Could you restate all of the records below exactly, with the pictures left out?

(Items from an interface collection)

- - - - - - -

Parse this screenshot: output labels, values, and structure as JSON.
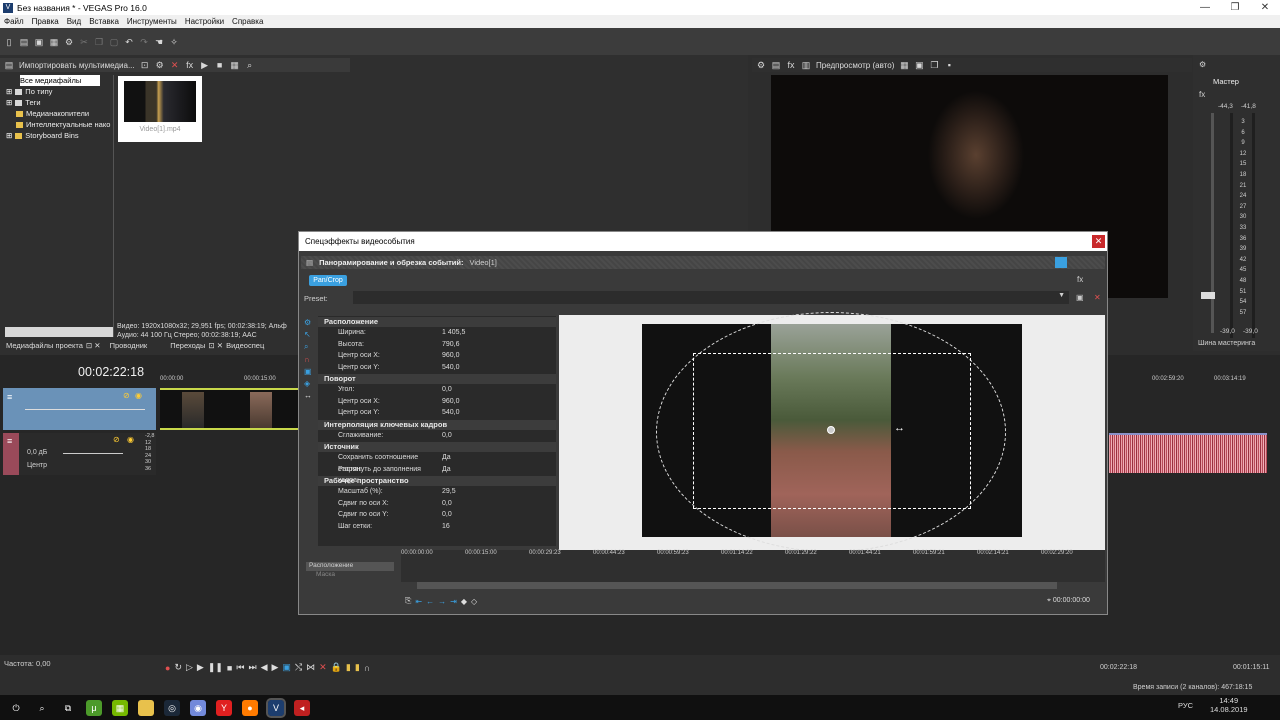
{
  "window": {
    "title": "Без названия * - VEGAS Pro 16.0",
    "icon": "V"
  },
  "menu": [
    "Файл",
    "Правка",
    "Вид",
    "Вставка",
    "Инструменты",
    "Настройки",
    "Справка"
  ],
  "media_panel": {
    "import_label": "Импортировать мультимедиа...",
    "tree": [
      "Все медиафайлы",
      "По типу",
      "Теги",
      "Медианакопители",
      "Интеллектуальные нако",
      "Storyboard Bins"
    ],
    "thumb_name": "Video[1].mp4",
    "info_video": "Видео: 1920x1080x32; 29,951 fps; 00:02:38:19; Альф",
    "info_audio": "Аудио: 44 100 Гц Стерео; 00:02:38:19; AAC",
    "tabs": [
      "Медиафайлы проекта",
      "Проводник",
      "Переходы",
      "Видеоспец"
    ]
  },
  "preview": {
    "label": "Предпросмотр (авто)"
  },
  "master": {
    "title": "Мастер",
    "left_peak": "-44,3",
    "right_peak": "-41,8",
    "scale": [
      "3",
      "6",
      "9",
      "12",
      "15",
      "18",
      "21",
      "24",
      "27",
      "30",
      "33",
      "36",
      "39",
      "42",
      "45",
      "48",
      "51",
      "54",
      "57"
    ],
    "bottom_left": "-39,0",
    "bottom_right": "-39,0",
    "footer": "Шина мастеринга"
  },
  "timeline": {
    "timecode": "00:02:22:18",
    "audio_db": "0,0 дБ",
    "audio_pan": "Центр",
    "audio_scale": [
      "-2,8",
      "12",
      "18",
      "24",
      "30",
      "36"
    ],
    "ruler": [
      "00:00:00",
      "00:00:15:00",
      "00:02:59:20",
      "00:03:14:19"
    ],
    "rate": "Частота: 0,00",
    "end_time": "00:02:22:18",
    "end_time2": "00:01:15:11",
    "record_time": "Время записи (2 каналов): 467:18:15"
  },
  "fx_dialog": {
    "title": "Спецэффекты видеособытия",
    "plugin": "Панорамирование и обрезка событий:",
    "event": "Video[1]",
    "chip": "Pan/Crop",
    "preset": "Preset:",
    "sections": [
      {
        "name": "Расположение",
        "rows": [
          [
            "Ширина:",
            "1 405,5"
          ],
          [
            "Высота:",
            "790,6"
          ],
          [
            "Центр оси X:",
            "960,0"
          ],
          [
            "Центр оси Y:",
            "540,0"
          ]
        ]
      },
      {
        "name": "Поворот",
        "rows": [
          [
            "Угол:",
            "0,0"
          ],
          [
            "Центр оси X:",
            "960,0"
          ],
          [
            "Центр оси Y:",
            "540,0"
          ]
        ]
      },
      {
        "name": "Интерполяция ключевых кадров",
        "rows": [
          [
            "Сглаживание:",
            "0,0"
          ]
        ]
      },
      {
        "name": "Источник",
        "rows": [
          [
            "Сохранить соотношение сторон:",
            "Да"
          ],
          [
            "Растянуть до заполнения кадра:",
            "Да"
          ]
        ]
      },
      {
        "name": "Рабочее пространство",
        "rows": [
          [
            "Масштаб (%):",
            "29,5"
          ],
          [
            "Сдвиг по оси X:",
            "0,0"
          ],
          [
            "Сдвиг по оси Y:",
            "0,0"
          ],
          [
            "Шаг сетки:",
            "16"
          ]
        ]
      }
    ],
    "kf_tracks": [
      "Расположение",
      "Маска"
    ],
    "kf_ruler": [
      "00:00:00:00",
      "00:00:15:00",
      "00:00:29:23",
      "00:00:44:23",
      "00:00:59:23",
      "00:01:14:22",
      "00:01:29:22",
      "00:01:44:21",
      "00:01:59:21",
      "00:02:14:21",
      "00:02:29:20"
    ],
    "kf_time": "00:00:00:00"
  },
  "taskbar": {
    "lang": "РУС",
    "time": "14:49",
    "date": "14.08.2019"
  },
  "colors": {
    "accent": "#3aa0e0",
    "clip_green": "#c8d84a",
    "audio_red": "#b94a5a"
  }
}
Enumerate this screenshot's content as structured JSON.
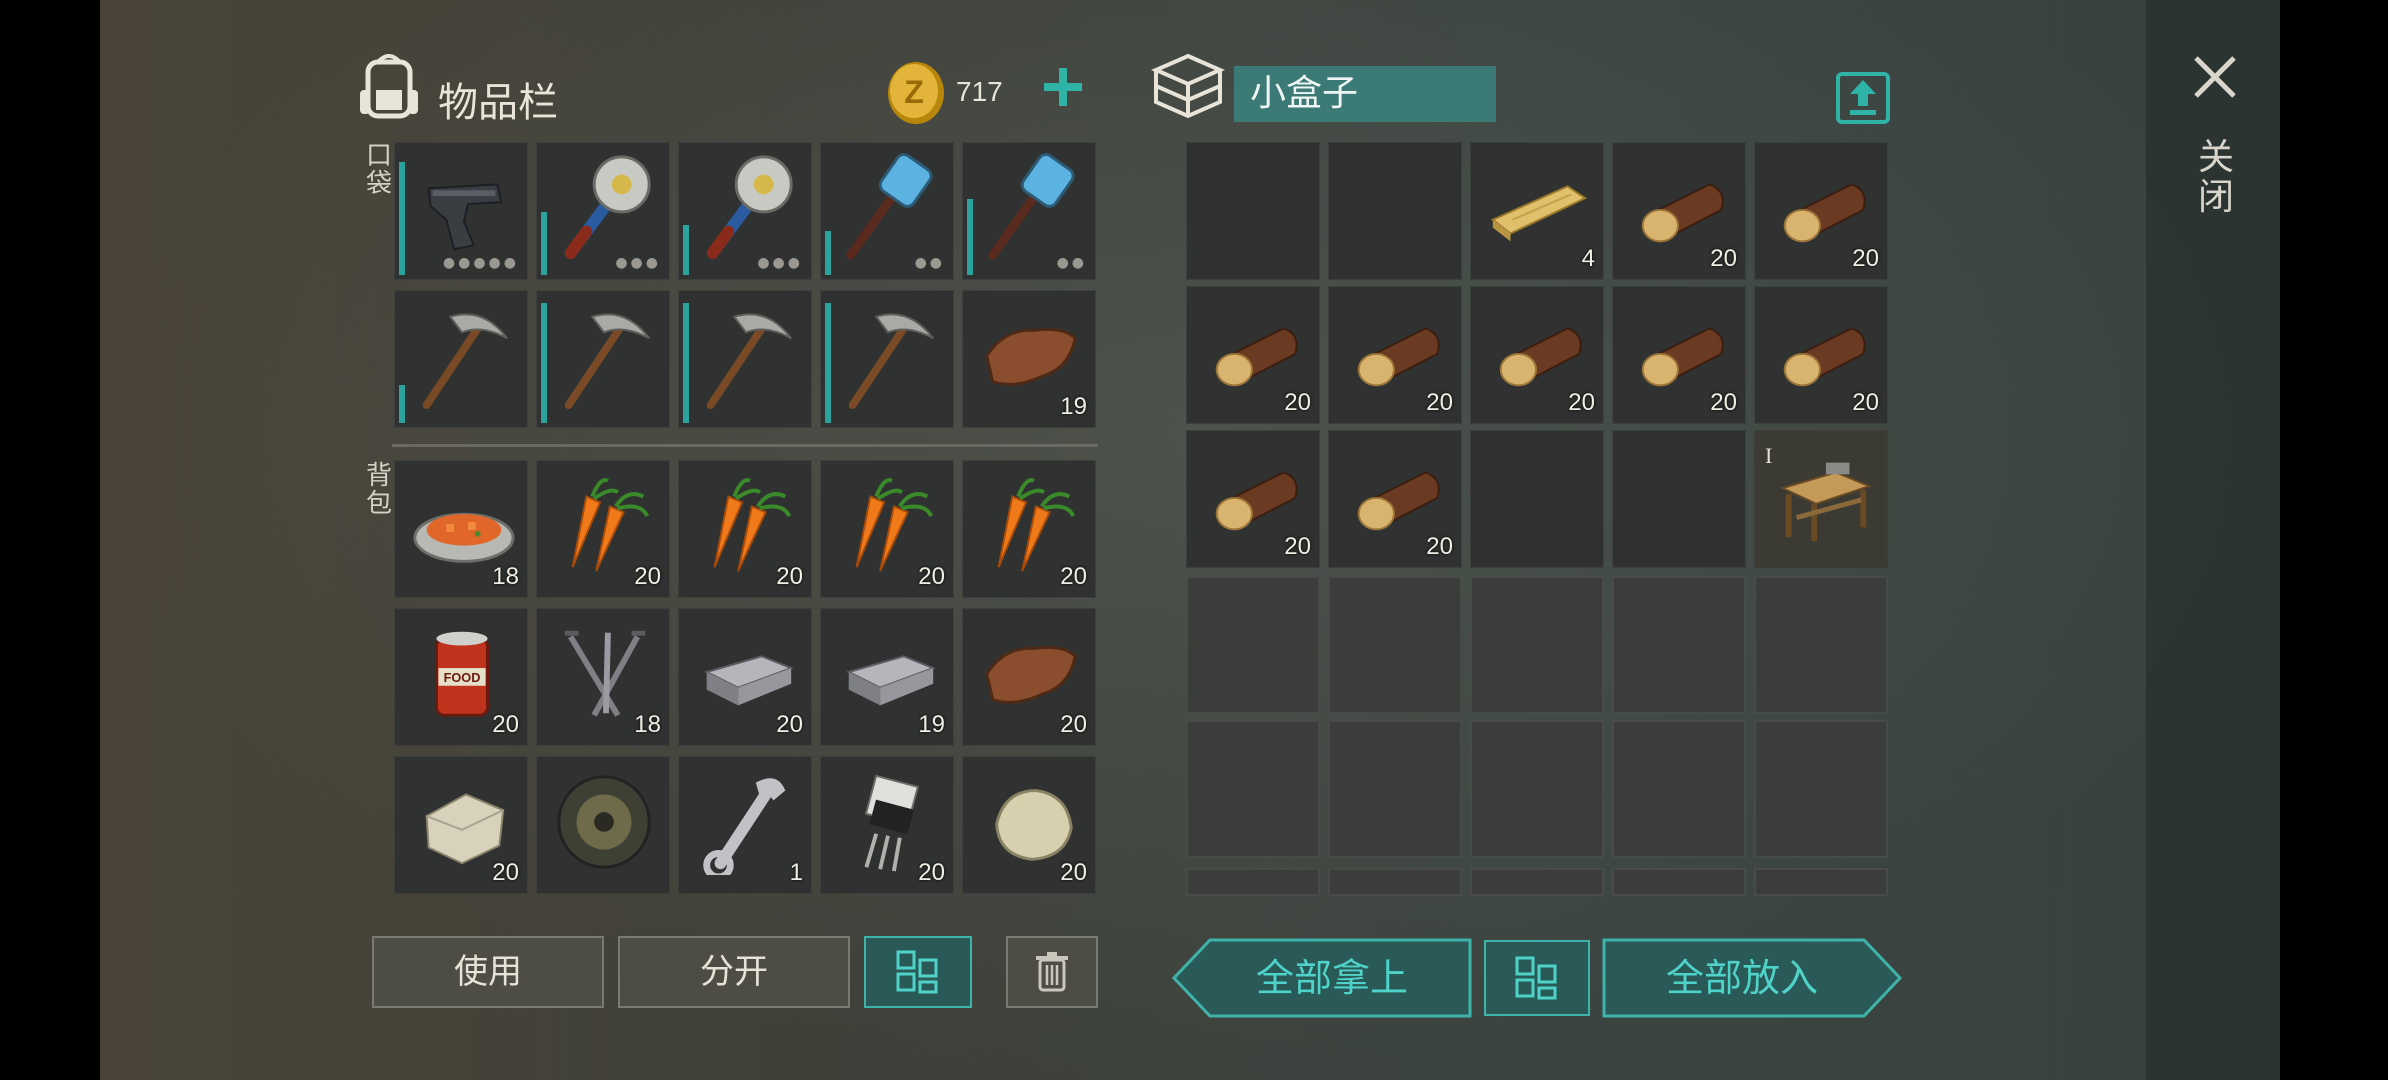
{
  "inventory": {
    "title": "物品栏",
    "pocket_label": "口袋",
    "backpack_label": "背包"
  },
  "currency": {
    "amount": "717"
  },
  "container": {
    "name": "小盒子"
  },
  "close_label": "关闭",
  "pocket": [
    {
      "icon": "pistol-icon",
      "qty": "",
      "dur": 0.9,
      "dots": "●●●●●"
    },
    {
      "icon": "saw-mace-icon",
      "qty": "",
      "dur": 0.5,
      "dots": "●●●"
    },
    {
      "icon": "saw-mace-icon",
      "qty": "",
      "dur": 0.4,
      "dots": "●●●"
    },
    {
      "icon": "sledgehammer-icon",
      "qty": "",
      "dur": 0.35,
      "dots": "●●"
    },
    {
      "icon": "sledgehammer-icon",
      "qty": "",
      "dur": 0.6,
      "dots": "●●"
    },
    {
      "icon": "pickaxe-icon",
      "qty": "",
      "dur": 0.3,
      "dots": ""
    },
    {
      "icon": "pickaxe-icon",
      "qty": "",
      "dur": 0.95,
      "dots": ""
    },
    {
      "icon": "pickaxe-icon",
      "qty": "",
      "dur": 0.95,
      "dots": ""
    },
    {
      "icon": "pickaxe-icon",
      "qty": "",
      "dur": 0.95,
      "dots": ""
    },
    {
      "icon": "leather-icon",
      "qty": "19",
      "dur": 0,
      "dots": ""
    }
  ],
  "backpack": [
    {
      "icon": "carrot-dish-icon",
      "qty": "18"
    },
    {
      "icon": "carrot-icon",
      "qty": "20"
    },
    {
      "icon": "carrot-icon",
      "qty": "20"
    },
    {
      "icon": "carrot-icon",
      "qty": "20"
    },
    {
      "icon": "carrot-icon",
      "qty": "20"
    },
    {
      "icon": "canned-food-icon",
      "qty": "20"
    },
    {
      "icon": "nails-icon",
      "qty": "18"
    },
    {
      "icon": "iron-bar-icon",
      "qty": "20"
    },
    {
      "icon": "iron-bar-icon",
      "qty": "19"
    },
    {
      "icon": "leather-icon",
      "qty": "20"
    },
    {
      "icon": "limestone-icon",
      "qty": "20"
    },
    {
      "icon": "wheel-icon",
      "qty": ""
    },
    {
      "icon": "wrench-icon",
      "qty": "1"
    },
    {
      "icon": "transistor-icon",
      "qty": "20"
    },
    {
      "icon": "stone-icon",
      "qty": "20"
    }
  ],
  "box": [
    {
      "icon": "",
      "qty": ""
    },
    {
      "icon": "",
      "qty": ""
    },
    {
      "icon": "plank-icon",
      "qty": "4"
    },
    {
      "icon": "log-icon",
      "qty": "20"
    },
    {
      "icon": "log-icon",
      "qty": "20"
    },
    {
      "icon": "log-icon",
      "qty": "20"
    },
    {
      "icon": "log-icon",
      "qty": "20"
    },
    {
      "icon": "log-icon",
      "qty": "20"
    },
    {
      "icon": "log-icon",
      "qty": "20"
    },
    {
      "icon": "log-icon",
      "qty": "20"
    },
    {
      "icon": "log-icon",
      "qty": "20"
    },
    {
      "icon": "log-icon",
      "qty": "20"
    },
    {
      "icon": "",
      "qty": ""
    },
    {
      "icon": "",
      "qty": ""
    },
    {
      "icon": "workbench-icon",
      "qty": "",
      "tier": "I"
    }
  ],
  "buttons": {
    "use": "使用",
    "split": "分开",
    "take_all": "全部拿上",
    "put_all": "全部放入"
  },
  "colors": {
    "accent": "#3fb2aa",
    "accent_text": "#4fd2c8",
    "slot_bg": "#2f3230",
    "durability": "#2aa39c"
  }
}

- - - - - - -

▶ _Answer below_:
Parse this screenshot: output labels, values, and structure as JSON.
{
  "window": {
    "title": "Без названия * - VEGAS Pro 16.0",
    "icon": "V"
  },
  "menu": [
    "Файл",
    "Правка",
    "Вид",
    "Вставка",
    "Инструменты",
    "Настройки",
    "Справка"
  ],
  "media_panel": {
    "import_label": "Импортировать мультимедиа...",
    "tree": [
      "Все медиафайлы",
      "По типу",
      "Теги",
      "Медианакопители",
      "Интеллектуальные нако",
      "Storyboard Bins"
    ],
    "thumb_name": "Video[1].mp4",
    "info_video": "Видео: 1920x1080x32; 29,951 fps; 00:02:38:19; Альф",
    "info_audio": "Аудио: 44 100 Гц Стерео; 00:02:38:19; AAC",
    "tabs": [
      "Медиафайлы проекта",
      "Проводник",
      "Переходы",
      "Видеоспец"
    ]
  },
  "preview": {
    "label": "Предпросмотр (авто)"
  },
  "master": {
    "title": "Мастер",
    "left_peak": "-44,3",
    "right_peak": "-41,8",
    "scale": [
      "3",
      "6",
      "9",
      "12",
      "15",
      "18",
      "21",
      "24",
      "27",
      "30",
      "33",
      "36",
      "39",
      "42",
      "45",
      "48",
      "51",
      "54",
      "57"
    ],
    "bottom_left": "-39,0",
    "bottom_right": "-39,0",
    "footer": "Шина мастеринга"
  },
  "timeline": {
    "timecode": "00:02:22:18",
    "audio_db": "0,0 дБ",
    "audio_pan": "Центр",
    "audio_scale": [
      "-2,8",
      "12",
      "18",
      "24",
      "30",
      "36"
    ],
    "ruler": [
      "00:00:00",
      "00:00:15:00",
      "00:02:59:20",
      "00:03:14:19"
    ],
    "rate": "Частота: 0,00",
    "end_time": "00:02:22:18",
    "end_time2": "00:01:15:11",
    "record_time": "Время записи (2 каналов): 467:18:15"
  },
  "fx_dialog": {
    "title": "Спецэффекты видеособытия",
    "plugin": "Панорамирование и обрезка событий:",
    "event": "Video[1]",
    "chip": "Pan/Crop",
    "preset": "Preset:",
    "sections": [
      {
        "name": "Расположение",
        "rows": [
          [
            "Ширина:",
            "1 405,5"
          ],
          [
            "Высота:",
            "790,6"
          ],
          [
            "Центр оси X:",
            "960,0"
          ],
          [
            "Центр оси Y:",
            "540,0"
          ]
        ]
      },
      {
        "name": "Поворот",
        "rows": [
          [
            "Угол:",
            "0,0"
          ],
          [
            "Центр оси X:",
            "960,0"
          ],
          [
            "Центр оси Y:",
            "540,0"
          ]
        ]
      },
      {
        "name": "Интерполяция ключевых кадров",
        "rows": [
          [
            "Сглаживание:",
            "0,0"
          ]
        ]
      },
      {
        "name": "Источник",
        "rows": [
          [
            "Сохранить соотношение сторон:",
            "Да"
          ],
          [
            "Растянуть до заполнения кадра:",
            "Да"
          ]
        ]
      },
      {
        "name": "Рабочее пространство",
        "rows": [
          [
            "Масштаб (%):",
            "29,5"
          ],
          [
            "Сдвиг по оси X:",
            "0,0"
          ],
          [
            "Сдвиг по оси Y:",
            "0,0"
          ],
          [
            "Шаг сетки:",
            "16"
          ]
        ]
      }
    ],
    "kf_tracks": [
      "Расположение",
      "Маска"
    ],
    "kf_ruler": [
      "00:00:00:00",
      "00:00:15:00",
      "00:00:29:23",
      "00:00:44:23",
      "00:00:59:23",
      "00:01:14:22",
      "00:01:29:22",
      "00:01:44:21",
      "00:01:59:21",
      "00:02:14:21",
      "00:02:29:20"
    ],
    "kf_time": "00:00:00:00"
  },
  "taskbar": {
    "lang": "РУС",
    "time": "14:49",
    "date": "14.08.2019"
  },
  "colors": {
    "accent": "#3aa0e0",
    "clip_green": "#c8d84a",
    "audio_red": "#b94a5a"
  }
}
Enumerate this screenshot's content as structured JSON.
{
  "inventory": {
    "title": "物品栏",
    "pocket_label": "口袋",
    "backpack_label": "背包"
  },
  "currency": {
    "amount": "717"
  },
  "container": {
    "name": "小盒子"
  },
  "close_label": "关闭",
  "pocket": [
    {
      "icon": "pistol-icon",
      "qty": "",
      "dur": 0.9,
      "dots": "●●●●●"
    },
    {
      "icon": "saw-mace-icon",
      "qty": "",
      "dur": 0.5,
      "dots": "●●●"
    },
    {
      "icon": "saw-mace-icon",
      "qty": "",
      "dur": 0.4,
      "dots": "●●●"
    },
    {
      "icon": "sledgehammer-icon",
      "qty": "",
      "dur": 0.35,
      "dots": "●●"
    },
    {
      "icon": "sledgehammer-icon",
      "qty": "",
      "dur": 0.6,
      "dots": "●●"
    },
    {
      "icon": "pickaxe-icon",
      "qty": "",
      "dur": 0.3,
      "dots": ""
    },
    {
      "icon": "pickaxe-icon",
      "qty": "",
      "dur": 0.95,
      "dots": ""
    },
    {
      "icon": "pickaxe-icon",
      "qty": "",
      "dur": 0.95,
      "dots": ""
    },
    {
      "icon": "pickaxe-icon",
      "qty": "",
      "dur": 0.95,
      "dots": ""
    },
    {
      "icon": "leather-icon",
      "qty": "19",
      "dur": 0,
      "dots": ""
    }
  ],
  "backpack": [
    {
      "icon": "carrot-dish-icon",
      "qty": "18"
    },
    {
      "icon": "carrot-icon",
      "qty": "20"
    },
    {
      "icon": "carrot-icon",
      "qty": "20"
    },
    {
      "icon": "carrot-icon",
      "qty": "20"
    },
    {
      "icon": "carrot-icon",
      "qty": "20"
    },
    {
      "icon": "canned-food-icon",
      "qty": "20"
    },
    {
      "icon": "nails-icon",
      "qty": "18"
    },
    {
      "icon": "iron-bar-icon",
      "qty": "20"
    },
    {
      "icon": "iron-bar-icon",
      "qty": "19"
    },
    {
      "icon": "leather-icon",
      "qty": "20"
    },
    {
      "icon": "limestone-icon",
      "qty": "20"
    },
    {
      "icon": "wheel-icon",
      "qty": ""
    },
    {
      "icon": "wrench-icon",
      "qty": "1"
    },
    {
      "icon": "transistor-icon",
      "qty": "20"
    },
    {
      "icon": "stone-icon",
      "qty": "20"
    }
  ],
  "box": [
    {
      "icon": "",
      "qty": ""
    },
    {
      "icon": "",
      "qty": ""
    },
    {
      "icon": "plank-icon",
      "qty": "4"
    },
    {
      "icon": "log-icon",
      "qty": "20"
    },
    {
      "icon": "log-icon",
      "qty": "20"
    },
    {
      "icon": "log-icon",
      "qty": "20"
    },
    {
      "icon": "log-icon",
      "qty": "20"
    },
    {
      "icon": "log-icon",
      "qty": "20"
    },
    {
      "icon": "log-icon",
      "qty": "20"
    },
    {
      "icon": "log-icon",
      "qty": "20"
    },
    {
      "icon": "log-icon",
      "qty": "20"
    },
    {
      "icon": "log-icon",
      "qty": "20"
    },
    {
      "icon": "",
      "qty": ""
    },
    {
      "icon": "",
      "qty": ""
    },
    {
      "icon": "workbench-icon",
      "qty": "",
      "tier": "I"
    }
  ],
  "buttons": {
    "use": "使用",
    "split": "分开",
    "take_all": "全部拿上",
    "put_all": "全部放入"
  },
  "colors": {
    "accent": "#3fb2aa",
    "accent_text": "#4fd2c8",
    "slot_bg": "#2f3230",
    "durability": "#2aa39c"
  }
}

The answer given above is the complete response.